The aforementioned suggestions all focus on skills and competencies that will contribute to the children’s happiness. However, we also note that there are additional technology-related skills children need to master to function in and contribute to society. Being a valuable member of society is, of course, a big contributor to someone’s happiness.
The Dutch government has declared 10 principles and objectives for primary school (article 8 WPO) and 15 content requirements (article 9 WPO). We disturbingly note that some notion of technological awareness or education is not an explicit focal point of the Dutch primary education system. The development of “social and civic competencies” is mentioned, but we argue that “technological” should be added to this list.
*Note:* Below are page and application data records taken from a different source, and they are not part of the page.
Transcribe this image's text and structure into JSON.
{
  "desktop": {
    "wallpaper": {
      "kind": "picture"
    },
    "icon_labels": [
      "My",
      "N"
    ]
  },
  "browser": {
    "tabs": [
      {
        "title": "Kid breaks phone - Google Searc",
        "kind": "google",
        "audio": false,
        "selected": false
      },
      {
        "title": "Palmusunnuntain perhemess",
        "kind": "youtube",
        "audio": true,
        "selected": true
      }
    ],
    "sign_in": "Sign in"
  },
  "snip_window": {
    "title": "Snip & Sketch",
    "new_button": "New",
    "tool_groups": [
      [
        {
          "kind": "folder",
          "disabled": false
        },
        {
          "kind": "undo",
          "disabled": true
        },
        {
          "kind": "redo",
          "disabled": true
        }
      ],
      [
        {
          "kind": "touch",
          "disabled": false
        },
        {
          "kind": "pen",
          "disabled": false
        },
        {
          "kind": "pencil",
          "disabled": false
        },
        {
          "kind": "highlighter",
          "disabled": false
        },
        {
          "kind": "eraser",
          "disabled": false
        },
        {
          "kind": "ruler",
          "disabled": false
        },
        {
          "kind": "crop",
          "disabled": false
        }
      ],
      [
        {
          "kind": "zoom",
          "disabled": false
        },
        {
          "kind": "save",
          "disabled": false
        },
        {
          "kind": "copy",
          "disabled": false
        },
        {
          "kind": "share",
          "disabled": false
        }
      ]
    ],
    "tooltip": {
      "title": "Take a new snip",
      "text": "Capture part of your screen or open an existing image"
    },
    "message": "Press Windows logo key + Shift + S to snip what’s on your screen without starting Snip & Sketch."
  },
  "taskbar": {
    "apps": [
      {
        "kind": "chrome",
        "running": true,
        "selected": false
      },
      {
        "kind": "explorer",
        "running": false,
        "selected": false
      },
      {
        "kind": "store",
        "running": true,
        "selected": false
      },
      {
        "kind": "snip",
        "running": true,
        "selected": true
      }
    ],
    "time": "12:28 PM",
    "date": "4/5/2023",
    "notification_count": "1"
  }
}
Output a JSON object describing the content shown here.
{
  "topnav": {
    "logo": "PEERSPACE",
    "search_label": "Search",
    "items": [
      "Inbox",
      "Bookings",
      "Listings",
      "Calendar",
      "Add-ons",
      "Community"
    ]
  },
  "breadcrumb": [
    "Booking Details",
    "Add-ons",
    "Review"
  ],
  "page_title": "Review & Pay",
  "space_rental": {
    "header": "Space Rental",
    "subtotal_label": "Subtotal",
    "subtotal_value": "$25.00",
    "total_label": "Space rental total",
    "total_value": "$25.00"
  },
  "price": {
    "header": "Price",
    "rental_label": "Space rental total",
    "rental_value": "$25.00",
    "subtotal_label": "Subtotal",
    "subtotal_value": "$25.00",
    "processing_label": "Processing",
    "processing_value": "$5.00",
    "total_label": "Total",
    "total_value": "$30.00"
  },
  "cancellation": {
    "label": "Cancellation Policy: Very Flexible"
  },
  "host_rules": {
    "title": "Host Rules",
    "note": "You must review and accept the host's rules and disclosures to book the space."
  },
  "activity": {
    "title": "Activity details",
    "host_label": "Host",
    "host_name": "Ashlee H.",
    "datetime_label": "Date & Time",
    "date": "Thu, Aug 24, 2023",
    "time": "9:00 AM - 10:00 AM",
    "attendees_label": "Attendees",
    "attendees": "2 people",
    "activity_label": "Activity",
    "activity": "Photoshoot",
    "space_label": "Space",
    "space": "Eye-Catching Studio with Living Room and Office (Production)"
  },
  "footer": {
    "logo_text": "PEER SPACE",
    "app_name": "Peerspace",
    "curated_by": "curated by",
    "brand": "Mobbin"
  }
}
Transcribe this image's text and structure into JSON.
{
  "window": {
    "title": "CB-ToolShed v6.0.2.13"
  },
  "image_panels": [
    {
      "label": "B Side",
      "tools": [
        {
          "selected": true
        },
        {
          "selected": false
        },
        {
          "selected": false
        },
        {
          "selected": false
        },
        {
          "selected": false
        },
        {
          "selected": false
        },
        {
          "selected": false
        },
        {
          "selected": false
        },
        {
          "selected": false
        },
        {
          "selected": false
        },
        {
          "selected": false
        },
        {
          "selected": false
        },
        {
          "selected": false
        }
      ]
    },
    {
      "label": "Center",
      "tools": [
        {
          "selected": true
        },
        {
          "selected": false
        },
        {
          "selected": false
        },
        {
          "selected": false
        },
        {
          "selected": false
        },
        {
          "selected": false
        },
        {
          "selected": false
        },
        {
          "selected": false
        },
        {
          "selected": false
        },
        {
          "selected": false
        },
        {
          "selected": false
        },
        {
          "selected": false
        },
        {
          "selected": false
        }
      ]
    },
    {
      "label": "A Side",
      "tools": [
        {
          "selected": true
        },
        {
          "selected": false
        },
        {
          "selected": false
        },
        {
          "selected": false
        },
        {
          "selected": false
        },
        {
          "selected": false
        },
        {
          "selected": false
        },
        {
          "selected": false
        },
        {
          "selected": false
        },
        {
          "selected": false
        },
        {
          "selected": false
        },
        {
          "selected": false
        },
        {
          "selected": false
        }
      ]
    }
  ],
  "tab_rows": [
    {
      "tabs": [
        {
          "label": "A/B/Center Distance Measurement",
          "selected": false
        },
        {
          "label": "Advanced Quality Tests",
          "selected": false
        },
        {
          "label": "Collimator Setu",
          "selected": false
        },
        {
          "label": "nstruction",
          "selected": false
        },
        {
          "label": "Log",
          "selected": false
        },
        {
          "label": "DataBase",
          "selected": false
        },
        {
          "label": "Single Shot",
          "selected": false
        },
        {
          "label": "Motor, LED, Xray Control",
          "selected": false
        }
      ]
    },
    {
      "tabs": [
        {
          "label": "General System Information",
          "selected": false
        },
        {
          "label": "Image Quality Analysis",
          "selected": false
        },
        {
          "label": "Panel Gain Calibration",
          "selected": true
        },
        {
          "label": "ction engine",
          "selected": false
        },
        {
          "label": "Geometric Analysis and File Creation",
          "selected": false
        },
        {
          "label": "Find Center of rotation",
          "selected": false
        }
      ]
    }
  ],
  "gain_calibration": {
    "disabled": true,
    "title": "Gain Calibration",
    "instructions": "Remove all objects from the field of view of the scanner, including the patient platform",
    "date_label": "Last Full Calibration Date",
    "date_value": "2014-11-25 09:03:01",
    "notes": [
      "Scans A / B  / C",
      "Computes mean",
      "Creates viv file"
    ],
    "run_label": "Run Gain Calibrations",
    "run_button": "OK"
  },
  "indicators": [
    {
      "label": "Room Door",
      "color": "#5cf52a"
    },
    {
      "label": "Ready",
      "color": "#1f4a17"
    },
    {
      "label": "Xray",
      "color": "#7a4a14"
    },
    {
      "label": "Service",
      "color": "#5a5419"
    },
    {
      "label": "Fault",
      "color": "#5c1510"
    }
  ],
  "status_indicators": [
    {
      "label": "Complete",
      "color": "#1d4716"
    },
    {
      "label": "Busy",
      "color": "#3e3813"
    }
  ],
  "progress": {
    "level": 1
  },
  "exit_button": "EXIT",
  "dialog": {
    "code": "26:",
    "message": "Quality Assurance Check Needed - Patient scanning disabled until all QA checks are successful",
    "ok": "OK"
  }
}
These technological competencies should include digital identity, digital rights, digital literacy, digital communication, digital emotional intelligence, digital security, digital safety, and digital use (Figure 2). We highlight it is not about making kids experts on all these topics, but it is essential to their well-being to lay some foundation for these skills early on.
Lastly, physical activity and the development of creativity, curiosity, and imagination very well have a great effect on the happiness of a child. As these aspects of primary school education are very well accounted for, it does not seem that these aspects are at risk with the advancement of technology. On the contrary, technology here seems to be a new medium in which children can learn and play. This can be done through gaming with fellow peers online, expressing themselves through digital art, and interactive “learning” games for children.
Is it even possible to prepare our kids?
We obviously need to adapt, but with the fast pace of technological development, is it even possible to keep up? Should we try to change, or should we instead change technology to better fit humans? The truth is, we do not know what the future holds. If, for example, children are suddenly able to learn through downloading information via a microchip implanted in their brains, something like a smartphone ban will not be necessary at all.
It is clear that technological advancements do not simply mean more happiness. In fact, digitalization has been shown to be detrimental to several aspects of our mental health. Some of these negative effects can be mitigated by the development of specific knowledge and skills tailored to the new digital age. This can, and should, be addressed as early as primary school. Not only should there be a ban on smartphones in school; mindfulness, emotional education, technological ethics, and responsibility and discourse should be part of the primary school curriculum in order to ensure a future generation that is mentally equipped to deal with the challenges of their world.